Twitter warns Aus Govt of foreign interference via social media


Social media giant Twitter has conceded users on its network have the potential to significantly disrupt the operations of government and industry, as malicious, state-sponsored actors and misinformation campaigns proliferate on the platform.

The likelihood and risk of future disruption were highlighted in a submission by the San Francisco-based social media giant to the Australian Government’s Select Committee on Foreign Interference Through Social Media inquiry held last Monday.

The inquiry took online submissions from Twitter alongside those of security experts representing the Government, higher education, and the private sector.

Last year, the Australian Senate established the Select Committee to establish the risks of foreign interference posed to Australia by state-sponsored cyber actors.

The Committee was chaired by Labor’s Jenny McAllister, together with Liberal Jim Molan as Deputy Chair, alongside Senators Kimberley Kitching and David Van.

The inquiry exposed the increasing exploitation of social media by foreign state actors to spread misinformation and confuse public discourse, both in Australia and overseas.

According to Twitter, the spectrum of state actor activities – from so-called “white propaganda” originating from self-declared ‘agents of the state’ to higher-level messaging and coordinated activities from state-controlled cyber actors – has become more pervasive in recent months.

This includes state-backed actors creating fake accounts and leveraging both human proxies and automated bots to spread disinformation.

Additionally, it said, proxy-generated content was being spread farther and wider – both unintendedly and deliberately – by negligent media companies.

According to research from the University of Southern California and Indiana University, up to 15 per cent of Twitter accounts were bots rather than people.

With upwards of 319 million active users on Twitter each month, this translates to nearly 48 million bot accounts on the platform.

The proliferation of fake accounts has proved troubling for Twitter, which has struggled to grow its user base in the face of growing competition from Facebook, Instagram, Snapchat, and others.

Twitter’s submission to the parliamentary inquiry, delivered by the company’s director of public policy Kara Hinesley, acknowledged the growing threat of hostile cyber actors in the distribution of media content.

“As we have seen in other policy areas, this issue is a challenge where domestic media actors distribute the contents of a hack through their reporting.”

Interference in the affairs of other nations by state and non-state actors was by no means a new phenomenon.
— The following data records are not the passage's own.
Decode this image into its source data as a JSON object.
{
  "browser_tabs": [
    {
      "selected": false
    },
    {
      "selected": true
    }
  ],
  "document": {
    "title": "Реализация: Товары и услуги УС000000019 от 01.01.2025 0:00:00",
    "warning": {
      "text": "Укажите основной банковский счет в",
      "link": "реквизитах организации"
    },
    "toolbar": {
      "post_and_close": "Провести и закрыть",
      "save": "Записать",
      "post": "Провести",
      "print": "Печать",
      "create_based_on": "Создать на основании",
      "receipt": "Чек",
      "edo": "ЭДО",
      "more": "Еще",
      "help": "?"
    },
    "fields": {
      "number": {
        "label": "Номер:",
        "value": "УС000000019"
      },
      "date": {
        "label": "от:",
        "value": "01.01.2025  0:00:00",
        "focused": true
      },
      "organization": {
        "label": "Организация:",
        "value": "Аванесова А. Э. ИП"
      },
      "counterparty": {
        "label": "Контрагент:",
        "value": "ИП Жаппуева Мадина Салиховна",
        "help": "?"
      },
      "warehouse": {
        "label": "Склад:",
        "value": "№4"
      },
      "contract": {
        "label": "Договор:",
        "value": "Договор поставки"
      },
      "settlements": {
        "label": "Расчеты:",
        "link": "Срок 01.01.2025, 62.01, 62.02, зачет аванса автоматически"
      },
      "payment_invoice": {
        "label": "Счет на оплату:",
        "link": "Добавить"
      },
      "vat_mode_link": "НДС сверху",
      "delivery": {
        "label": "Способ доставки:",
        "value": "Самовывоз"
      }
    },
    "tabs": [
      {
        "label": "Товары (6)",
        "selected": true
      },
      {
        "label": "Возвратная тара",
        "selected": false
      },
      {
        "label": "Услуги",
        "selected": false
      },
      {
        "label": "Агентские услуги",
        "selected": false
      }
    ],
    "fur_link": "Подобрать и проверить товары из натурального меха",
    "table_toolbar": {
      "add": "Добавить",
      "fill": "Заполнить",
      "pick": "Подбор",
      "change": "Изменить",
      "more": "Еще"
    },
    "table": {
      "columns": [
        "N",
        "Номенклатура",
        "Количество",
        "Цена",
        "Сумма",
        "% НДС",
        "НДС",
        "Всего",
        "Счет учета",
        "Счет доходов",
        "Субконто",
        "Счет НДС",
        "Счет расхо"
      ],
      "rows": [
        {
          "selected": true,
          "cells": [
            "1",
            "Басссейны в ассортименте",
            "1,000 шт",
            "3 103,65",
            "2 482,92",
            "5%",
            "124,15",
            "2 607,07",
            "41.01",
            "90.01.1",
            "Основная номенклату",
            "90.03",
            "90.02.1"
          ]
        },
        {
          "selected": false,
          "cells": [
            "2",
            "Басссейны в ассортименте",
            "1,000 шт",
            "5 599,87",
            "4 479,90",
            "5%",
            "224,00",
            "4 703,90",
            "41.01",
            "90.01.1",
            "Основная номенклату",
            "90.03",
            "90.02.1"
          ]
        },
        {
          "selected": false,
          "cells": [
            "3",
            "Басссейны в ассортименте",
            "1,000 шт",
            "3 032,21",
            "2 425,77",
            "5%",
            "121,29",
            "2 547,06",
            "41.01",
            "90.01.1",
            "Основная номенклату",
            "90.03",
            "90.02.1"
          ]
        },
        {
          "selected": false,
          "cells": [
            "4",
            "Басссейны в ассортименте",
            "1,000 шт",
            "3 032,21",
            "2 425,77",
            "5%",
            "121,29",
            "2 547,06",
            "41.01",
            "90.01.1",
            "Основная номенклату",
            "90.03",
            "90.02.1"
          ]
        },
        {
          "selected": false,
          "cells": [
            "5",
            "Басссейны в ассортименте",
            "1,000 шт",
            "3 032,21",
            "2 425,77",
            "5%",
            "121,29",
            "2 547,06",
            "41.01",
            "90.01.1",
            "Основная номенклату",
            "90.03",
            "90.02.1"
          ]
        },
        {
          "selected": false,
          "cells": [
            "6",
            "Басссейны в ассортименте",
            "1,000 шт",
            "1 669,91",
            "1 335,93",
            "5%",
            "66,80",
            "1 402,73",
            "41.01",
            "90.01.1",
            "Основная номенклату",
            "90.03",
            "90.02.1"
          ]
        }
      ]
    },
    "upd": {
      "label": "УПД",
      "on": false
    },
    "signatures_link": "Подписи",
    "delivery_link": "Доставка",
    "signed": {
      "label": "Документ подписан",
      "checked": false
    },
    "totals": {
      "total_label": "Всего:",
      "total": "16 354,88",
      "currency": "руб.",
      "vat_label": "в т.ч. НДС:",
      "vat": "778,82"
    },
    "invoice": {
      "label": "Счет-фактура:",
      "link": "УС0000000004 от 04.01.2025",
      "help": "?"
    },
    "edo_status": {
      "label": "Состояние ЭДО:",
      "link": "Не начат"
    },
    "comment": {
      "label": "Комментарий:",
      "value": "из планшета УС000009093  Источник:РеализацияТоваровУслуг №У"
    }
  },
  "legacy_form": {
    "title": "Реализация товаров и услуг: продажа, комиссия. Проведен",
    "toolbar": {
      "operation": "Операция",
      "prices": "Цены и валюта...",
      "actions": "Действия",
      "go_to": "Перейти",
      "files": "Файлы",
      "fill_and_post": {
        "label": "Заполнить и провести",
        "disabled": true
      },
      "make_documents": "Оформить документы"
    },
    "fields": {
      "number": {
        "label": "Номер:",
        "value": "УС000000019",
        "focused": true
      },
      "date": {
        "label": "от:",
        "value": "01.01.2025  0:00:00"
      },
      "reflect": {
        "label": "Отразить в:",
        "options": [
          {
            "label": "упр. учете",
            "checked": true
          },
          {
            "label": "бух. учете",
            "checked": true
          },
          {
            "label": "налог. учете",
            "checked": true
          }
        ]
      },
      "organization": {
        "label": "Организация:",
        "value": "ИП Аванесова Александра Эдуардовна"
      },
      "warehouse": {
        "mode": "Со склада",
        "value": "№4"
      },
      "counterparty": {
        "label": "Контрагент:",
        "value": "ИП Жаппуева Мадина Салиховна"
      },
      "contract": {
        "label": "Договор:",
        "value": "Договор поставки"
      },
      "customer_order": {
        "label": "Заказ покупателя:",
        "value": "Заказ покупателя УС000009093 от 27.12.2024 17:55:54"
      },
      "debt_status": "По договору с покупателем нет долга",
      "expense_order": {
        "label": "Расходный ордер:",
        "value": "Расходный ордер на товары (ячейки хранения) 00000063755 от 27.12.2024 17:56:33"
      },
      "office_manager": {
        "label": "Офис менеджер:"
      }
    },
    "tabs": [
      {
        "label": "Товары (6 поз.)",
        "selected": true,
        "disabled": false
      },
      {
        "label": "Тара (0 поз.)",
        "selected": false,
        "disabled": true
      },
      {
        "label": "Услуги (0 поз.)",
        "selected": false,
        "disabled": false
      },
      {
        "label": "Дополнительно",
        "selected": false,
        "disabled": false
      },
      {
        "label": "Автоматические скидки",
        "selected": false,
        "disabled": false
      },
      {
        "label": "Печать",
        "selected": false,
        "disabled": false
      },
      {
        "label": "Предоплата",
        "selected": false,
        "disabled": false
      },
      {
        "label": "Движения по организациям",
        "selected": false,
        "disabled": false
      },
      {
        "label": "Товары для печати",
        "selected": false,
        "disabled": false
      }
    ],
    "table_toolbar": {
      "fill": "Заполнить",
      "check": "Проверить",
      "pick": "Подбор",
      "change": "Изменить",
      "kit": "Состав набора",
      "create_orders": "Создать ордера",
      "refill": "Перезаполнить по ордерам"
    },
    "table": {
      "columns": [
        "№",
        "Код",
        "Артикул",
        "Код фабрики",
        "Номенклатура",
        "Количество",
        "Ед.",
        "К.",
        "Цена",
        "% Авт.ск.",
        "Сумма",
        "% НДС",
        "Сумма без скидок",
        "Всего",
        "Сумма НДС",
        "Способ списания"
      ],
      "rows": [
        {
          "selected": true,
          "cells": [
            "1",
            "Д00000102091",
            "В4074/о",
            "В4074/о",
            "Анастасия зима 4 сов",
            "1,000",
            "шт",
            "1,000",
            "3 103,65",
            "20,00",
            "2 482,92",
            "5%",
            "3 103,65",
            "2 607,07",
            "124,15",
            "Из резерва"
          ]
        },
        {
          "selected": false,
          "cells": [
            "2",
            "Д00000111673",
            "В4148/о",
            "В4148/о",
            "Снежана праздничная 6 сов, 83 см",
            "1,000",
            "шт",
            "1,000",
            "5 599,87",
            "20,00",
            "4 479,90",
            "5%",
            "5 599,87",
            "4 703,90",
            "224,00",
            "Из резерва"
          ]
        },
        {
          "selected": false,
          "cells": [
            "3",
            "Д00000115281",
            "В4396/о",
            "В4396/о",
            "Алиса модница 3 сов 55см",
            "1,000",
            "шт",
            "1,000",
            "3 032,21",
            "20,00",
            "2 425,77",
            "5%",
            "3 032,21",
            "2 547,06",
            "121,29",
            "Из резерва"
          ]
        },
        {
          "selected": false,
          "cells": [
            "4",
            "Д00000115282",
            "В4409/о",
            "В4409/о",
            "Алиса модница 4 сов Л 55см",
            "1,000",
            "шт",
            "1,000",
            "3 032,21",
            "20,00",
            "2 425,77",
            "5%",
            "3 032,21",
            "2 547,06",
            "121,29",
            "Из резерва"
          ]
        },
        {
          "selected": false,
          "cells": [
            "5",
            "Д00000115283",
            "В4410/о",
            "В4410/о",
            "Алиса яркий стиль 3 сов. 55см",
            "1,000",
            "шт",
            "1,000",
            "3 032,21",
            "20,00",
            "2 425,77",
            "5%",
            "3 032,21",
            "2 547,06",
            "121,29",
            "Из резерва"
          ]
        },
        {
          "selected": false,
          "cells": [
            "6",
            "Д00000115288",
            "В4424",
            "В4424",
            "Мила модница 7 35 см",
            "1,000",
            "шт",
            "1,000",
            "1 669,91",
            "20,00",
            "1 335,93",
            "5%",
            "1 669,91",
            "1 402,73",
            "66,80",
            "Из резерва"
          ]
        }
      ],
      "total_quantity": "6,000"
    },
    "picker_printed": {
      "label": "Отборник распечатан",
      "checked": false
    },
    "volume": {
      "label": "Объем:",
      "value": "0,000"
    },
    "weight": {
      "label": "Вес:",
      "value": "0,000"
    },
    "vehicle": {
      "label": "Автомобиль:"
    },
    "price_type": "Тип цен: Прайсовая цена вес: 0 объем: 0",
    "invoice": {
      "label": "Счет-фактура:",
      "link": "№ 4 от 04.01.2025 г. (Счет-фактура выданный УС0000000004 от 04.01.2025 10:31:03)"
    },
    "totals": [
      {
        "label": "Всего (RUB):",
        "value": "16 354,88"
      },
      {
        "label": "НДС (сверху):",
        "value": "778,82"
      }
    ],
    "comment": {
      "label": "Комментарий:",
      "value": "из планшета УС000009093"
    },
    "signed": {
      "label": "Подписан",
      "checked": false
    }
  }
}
However, new technologies and social channels have changed how this interference could be carried out, amplifying the instigators’ messaging.

Twitter’s microblogging service, which places a 280-character limit on messages, or ‘tweets’, makes it easy for propagandists to distil their messaging, automate bulk message sends, and spread unsubstantiated facts.

Twitter also revealed evidence that tools used to spread disinformation – once considered “the domain of a small number of state-sponsored actors” – have effectively been ‘commercialised’, with companies offering services to spread disinformation, engage in engineered conversations and, ultimately, “manipulate discourse”.

According to Twitter, “this commercialisation is being exploited by hostile actors”, making it difficult to spot where the messaging originated.

“The monetisation of misinformation risks further obscuring the commercially motivated domestic actors from foreign-supported ones, highlighting the need for a broad approach to tackling this issue.”

Artificial amplification of content, a common strategy used by disinformation campaigners, involved actions to make an account or concept more popular or controversial, sometimes through “inauthentic engagements” – effectively seeing legitimate users getting caught up in ‘fake’ discussions with state proxies.

This more coordinated method was marked by efforts to artificially influence conversations, use multiple, often deceptive fake accounts, or a combination of both, Twitter observed.

Tracking state-backed activity

Amping up its efforts to detect and remove fake news content, since 2018, Twitter said it was providing “greater clarity on state-backed foreign information operations” and suspect content being removed from the service.

Twitter has since created a comprehensive archive of tweets and media that have been flagged as state-backed operations.

“The archive is the largest of its kind in the industry, and now includes more than 160 million Tweets and more than eight terabytes of media,” Twitter said.

In a fast-changing social media landscape, Twitter noted that foreign interference was an unavoidable part of a globalised communications landscape.

“While the activity may be visible on social media, it is just one part of the information ecosystem,” the submission said.

“A response that looks at what happens on social media in isolation risks neglecting the wider challenge posed by foreign information operations.”

Recently, in response to growing concerns around the spread of misinformation at the top levels of government, Twitter also took steps to label some tweets involving US President Donald Trump with a notification informing users that he had “violated the service’s policy against abusive behavior (sic)”.

The company said it had also taken steps to remove paid political advertising.